**** Supplied data

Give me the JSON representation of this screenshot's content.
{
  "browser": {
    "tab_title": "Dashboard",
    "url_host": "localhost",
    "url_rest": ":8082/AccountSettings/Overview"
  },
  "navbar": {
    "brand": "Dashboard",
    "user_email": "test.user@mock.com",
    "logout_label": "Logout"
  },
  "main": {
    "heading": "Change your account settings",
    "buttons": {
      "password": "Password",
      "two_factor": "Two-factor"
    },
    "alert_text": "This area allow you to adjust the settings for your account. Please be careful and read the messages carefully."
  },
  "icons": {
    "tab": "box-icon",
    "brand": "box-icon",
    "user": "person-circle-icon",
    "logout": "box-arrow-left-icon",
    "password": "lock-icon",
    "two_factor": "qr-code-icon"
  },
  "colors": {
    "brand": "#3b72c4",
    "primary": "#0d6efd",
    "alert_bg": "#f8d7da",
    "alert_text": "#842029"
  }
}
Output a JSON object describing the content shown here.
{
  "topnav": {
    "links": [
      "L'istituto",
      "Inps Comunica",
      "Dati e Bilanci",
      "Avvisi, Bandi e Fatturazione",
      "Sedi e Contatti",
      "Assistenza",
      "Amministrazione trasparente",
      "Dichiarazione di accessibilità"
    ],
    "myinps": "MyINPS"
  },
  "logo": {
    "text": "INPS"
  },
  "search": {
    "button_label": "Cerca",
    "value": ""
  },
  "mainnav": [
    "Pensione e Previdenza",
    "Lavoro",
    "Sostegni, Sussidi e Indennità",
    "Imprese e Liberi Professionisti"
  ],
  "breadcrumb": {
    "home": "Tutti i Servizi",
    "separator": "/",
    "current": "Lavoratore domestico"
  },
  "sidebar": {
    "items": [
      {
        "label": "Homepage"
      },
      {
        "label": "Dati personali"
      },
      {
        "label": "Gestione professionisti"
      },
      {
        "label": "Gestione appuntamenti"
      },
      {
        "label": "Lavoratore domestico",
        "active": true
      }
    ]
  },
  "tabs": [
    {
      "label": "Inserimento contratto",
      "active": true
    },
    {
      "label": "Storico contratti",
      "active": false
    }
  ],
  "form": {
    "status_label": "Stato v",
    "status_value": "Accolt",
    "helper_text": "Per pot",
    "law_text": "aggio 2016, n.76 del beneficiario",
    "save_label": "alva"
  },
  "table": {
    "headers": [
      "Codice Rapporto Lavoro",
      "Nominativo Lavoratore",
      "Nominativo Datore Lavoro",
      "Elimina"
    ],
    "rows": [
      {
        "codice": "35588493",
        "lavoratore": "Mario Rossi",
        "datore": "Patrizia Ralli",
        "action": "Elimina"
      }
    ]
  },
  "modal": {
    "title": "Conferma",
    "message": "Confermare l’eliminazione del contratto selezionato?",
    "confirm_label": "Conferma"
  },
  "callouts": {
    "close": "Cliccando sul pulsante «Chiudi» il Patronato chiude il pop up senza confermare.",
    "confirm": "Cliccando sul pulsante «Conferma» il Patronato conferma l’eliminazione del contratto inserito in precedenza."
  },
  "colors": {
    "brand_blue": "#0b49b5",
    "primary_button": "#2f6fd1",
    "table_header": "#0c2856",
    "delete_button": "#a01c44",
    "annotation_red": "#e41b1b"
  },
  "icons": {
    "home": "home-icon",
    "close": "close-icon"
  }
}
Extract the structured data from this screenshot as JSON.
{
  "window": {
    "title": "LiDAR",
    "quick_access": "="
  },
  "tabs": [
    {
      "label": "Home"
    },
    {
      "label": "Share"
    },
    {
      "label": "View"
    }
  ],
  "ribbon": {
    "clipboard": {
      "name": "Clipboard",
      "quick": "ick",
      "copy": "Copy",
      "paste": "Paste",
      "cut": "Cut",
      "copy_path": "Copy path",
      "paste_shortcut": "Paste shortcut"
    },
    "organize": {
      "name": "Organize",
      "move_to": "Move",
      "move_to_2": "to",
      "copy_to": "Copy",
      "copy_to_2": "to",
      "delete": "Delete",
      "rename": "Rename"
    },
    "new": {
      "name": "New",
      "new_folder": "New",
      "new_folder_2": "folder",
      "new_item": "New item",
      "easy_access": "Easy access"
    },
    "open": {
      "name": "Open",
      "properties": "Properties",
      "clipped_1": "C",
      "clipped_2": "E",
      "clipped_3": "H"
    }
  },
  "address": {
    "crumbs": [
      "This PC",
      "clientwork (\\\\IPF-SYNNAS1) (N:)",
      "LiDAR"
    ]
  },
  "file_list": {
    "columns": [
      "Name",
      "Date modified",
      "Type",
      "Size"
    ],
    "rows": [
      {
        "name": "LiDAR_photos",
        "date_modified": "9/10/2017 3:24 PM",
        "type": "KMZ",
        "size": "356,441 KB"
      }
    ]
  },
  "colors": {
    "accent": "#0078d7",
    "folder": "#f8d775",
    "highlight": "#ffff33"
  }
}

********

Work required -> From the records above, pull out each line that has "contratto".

Output of the task ->
      "label": "Inserimento contratto",
    "message": "Confermare l’eliminazione del contratto selezionato?",
    "confirm": "Cliccando sul pulsante «Conferma» il Patronato conferma l’eliminazione del contratto inserito in precedenza."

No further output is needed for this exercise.